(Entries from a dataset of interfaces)

=== Begin Enclosure ===

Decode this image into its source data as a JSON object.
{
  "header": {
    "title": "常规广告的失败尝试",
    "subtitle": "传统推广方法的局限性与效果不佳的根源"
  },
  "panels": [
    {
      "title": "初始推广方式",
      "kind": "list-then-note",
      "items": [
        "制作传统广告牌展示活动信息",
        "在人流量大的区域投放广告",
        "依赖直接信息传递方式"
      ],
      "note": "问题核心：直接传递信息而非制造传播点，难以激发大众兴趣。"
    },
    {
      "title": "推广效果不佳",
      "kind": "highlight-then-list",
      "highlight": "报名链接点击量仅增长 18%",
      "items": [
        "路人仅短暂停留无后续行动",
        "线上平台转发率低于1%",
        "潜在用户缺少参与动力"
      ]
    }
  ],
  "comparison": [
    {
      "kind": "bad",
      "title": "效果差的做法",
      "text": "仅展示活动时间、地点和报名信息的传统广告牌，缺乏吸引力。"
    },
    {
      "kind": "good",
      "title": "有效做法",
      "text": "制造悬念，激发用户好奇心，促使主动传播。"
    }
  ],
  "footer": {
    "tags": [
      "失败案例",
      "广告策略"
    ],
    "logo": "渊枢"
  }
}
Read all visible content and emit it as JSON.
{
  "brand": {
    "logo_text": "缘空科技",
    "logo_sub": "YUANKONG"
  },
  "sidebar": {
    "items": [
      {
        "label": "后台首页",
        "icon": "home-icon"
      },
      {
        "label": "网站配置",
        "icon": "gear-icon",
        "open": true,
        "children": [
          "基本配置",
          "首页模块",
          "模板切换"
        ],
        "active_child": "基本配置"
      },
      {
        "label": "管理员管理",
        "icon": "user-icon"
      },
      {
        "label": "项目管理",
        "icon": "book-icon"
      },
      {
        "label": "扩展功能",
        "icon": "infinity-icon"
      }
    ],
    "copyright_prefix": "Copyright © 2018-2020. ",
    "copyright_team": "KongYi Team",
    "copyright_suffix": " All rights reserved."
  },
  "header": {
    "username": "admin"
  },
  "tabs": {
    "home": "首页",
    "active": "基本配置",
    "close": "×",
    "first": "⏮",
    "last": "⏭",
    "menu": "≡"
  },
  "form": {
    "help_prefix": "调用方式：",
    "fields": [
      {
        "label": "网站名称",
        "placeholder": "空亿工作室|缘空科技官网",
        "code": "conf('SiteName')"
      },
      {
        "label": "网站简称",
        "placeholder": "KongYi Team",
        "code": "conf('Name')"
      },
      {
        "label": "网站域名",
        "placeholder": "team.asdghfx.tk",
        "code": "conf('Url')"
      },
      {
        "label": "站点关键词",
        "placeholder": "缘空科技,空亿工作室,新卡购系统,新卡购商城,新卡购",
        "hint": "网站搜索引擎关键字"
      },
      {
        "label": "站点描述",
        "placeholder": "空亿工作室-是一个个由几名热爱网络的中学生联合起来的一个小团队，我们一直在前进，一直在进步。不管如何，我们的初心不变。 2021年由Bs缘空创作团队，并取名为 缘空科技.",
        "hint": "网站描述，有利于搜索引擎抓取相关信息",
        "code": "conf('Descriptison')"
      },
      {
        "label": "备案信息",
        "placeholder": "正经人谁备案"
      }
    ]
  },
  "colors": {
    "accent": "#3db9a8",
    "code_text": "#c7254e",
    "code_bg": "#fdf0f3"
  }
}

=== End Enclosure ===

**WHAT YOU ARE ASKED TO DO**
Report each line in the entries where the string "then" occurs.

**RESPONSE TO THE EXERCISE**
      "kind": "list-then-note",
      "kind": "highlight-then-list",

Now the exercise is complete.